It would be a gross understatement to say that Joel Selvin’s Altamont
provides a mere description of the events leading up to and during the Altamont music festival (December 6, 1969). The San Francisco music critic provides much deeper coverage, including the overall music culture at the time, the Woodstock festival, the Rolling Stones, the Grateful Dead, and the lives of musicians and managers that were involved in these and other music events in the late 1960’s. And the other major player at Altamont, the Hells Angels.
The organizers of the Altamont festival, which was plugged as “Woodstock West”, unfortunately learned very few of the lessons that came from Woodstock. Altamont was largely a project put together by the Rolling Stones and other assorted handlers that included the Grateful Dead, and was in the end a semi-functional disaster. The Rolling Stones hadn’t toured since 1966, partly due to travel restrictions because of drug charges, and were in a financial crisis so to speak. So in November of 1969 the Stones began touring the U.S., playing large sold-out arenas with ticket prices outside of the norm (and also subsequently skipping from town to town without paying their hotel and travel bills). Altamont was supposed to be the answer to media and fan criticism of the Stones’ high ticket prices, but there were a few other factors at play in their decision to engage in a large scale concert. For one, the Stones weren’t at Woodstock, so there was perhaps an effort for something similar to make their mark (think grand scale). Secondly, the concert, although free to those attending, was always about the money.
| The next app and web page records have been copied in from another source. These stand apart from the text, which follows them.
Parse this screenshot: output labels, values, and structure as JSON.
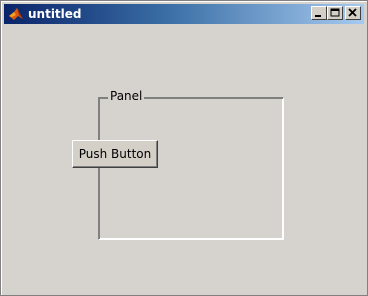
{
  "window": {
    "title": "untitled",
    "app_icon": "matlab-logo-icon",
    "controls": {
      "minimize_icon": "minimize-icon",
      "maximize_icon": "maximize-icon",
      "close_icon": "close-icon"
    }
  },
  "figure": {
    "panel": {
      "title": "Panel"
    },
    "push_button": {
      "label": "Push Button"
    }
  },
  "colors": {
    "figure_background": "#d6d3ce",
    "titlebar_start": "#0a246a",
    "titlebar_end": "#a6caf0"
  }
}
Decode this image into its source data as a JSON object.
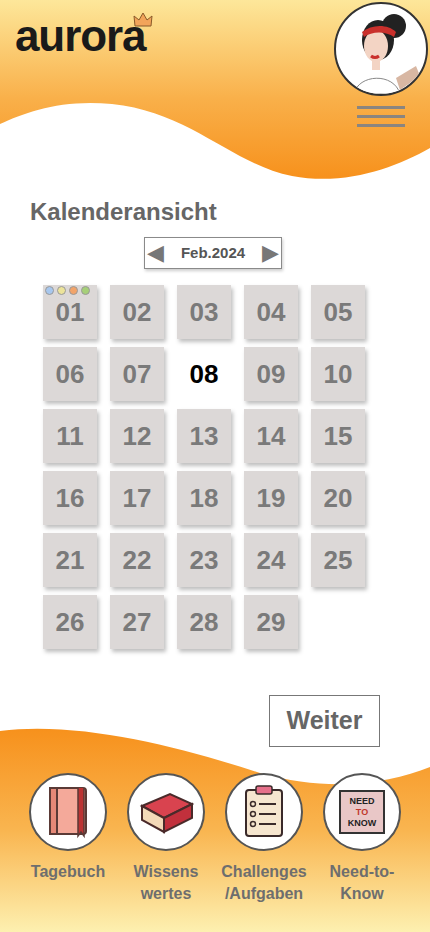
{
  "header": {
    "logo": "aurora"
  },
  "title": "Kalenderansicht",
  "month": {
    "label": "Feb.2024",
    "prev_icon": "◀",
    "next_icon": "▶"
  },
  "days": [
    {
      "day": "01",
      "selected": false,
      "dots": [
        {
          "color": "#a7c7ee"
        },
        {
          "color": "#ece39a"
        },
        {
          "color": "#f2a46a"
        },
        {
          "color": "#a6cf78"
        }
      ]
    },
    {
      "day": "02",
      "selected": false,
      "dots": []
    },
    {
      "day": "03",
      "selected": false,
      "dots": []
    },
    {
      "day": "04",
      "selected": false,
      "dots": []
    },
    {
      "day": "05",
      "selected": false,
      "dots": []
    },
    {
      "day": "06",
      "selected": false,
      "dots": []
    },
    {
      "day": "07",
      "selected": false,
      "dots": []
    },
    {
      "day": "08",
      "selected": true,
      "dots": []
    },
    {
      "day": "09",
      "selected": false,
      "dots": []
    },
    {
      "day": "10",
      "selected": false,
      "dots": []
    },
    {
      "day": "11",
      "selected": false,
      "dots": []
    },
    {
      "day": "12",
      "selected": false,
      "dots": []
    },
    {
      "day": "13",
      "selected": false,
      "dots": []
    },
    {
      "day": "14",
      "selected": false,
      "dots": []
    },
    {
      "day": "15",
      "selected": false,
      "dots": []
    },
    {
      "day": "16",
      "selected": false,
      "dots": []
    },
    {
      "day": "17",
      "selected": false,
      "dots": []
    },
    {
      "day": "18",
      "selected": false,
      "dots": []
    },
    {
      "day": "19",
      "selected": false,
      "dots": []
    },
    {
      "day": "20",
      "selected": false,
      "dots": []
    },
    {
      "day": "21",
      "selected": false,
      "dots": []
    },
    {
      "day": "22",
      "selected": false,
      "dots": []
    },
    {
      "day": "23",
      "selected": false,
      "dots": []
    },
    {
      "day": "24",
      "selected": false,
      "dots": []
    },
    {
      "day": "25",
      "selected": false,
      "dots": []
    },
    {
      "day": "26",
      "selected": false,
      "dots": []
    },
    {
      "day": "27",
      "selected": false,
      "dots": []
    },
    {
      "day": "28",
      "selected": false,
      "dots": []
    },
    {
      "day": "29",
      "selected": false,
      "dots": []
    }
  ],
  "next_button": {
    "label": "Weiter"
  },
  "nav": [
    {
      "kind": "diary",
      "lines": [
        "Tagebuch"
      ],
      "icon_text": []
    },
    {
      "kind": "book",
      "lines": [
        "Wissens",
        "wertes"
      ],
      "icon_text": []
    },
    {
      "kind": "clipboard",
      "lines": [
        "Challenges",
        "/Aufgaben"
      ],
      "icon_text": []
    },
    {
      "kind": "sign",
      "lines": [
        "Need-to-",
        "Know"
      ],
      "icon_text": [
        "NEED",
        "TO",
        "KNOW"
      ]
    }
  ]
}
Perhaps not for a band like the Grateful Dead, but definitely for the Stones. For instance, Selvin describes one of the contributors to the chaos of the event being the multiple changes of venue. At one point, the Sears Point Raceway (now Sonoma Raceway) was selected and theoretically would have been a much better choice for the event than Altamont (after the organizers failed to obtain a permit to hold the event at Golden Gate Park). However, the Sears Point owners requested cash up front and film distribution rights, and the Stones weren’t willing to give that up. In the long run, it would have been well worth it.
In addition to the Stones, the lineup for the Altamont concert included Santana, Jefferson Airplane, The Flying Burrito Brothers, Crosby, Stills, Nash & Young, and the Grateful Dead (although due to increased violence throughout the day of the event, the Dead decided not to play). With the last minute change in venue, one of the problems with the event was the fact that the stage could not be properly erected (and therefore lacked a natural barrier between the musicians and the mixture of LSD, amphetamines, and cheap wine that laced the crowd). The stage stood less than four feet high (compared with 15 feet at Woodstock). Added to the logistical difficulties were huge amount of traffic, inadequate roads, and the lack of other essentials such as food, water, and facilities (yes, those kinds of facilities). Finally (and perhaps most importantly), due to a distrust of the cops, at the suggestion of Jefferson Airplane, the Stones hired no security for the event other than paying the Hells Angels $500 worth of beer (on a truck with ice) in exchange for the Angels agreement to hang out in front and keep the spectators off the stage. And as we all know, the Hells Angels ain’t no cops (especially when they are spending the entire day and night drinking free ice cold beer). The scene at Altamont reeked of trouble from the start, as Selvin offers this depiction of Santana (the first band of the day) beginning to play:
“Santana drummer Michael Shrieve sensed the fog of evil as soon as he settled behind his kit and looked around. The stage felt claustrophobic and the audience packed up against it as tightly as they could. He saw one particularly menacing Hells Angel called Animal, who was wearing a coyote skin as a headdress—the flattened, dried-out head of the long-dead animal hanging grotesquely over his forehead. Something felt wrong from the start. … The Angels waded into the crowd flailing pool cues another half dozen times during the band’s forth-five-minute set, chasing down a hippie photographer who refused to give up his film, smacking around some freaked-out kid trying to escape by climbing onto the stage.”
All said and done, the casualties at Altamont included four deaths, numerous beatings at the hands of the Angels, and general bad vibes. Selvin paints an intriguing and engaging portrait of the events leading up to and during Altamont, as well as the major players. If you have any interest in the historical events of the late 1960’s, the Rolling Stones, or the rock musicians from San Francisco scene during that time, this is an easy and interesting read.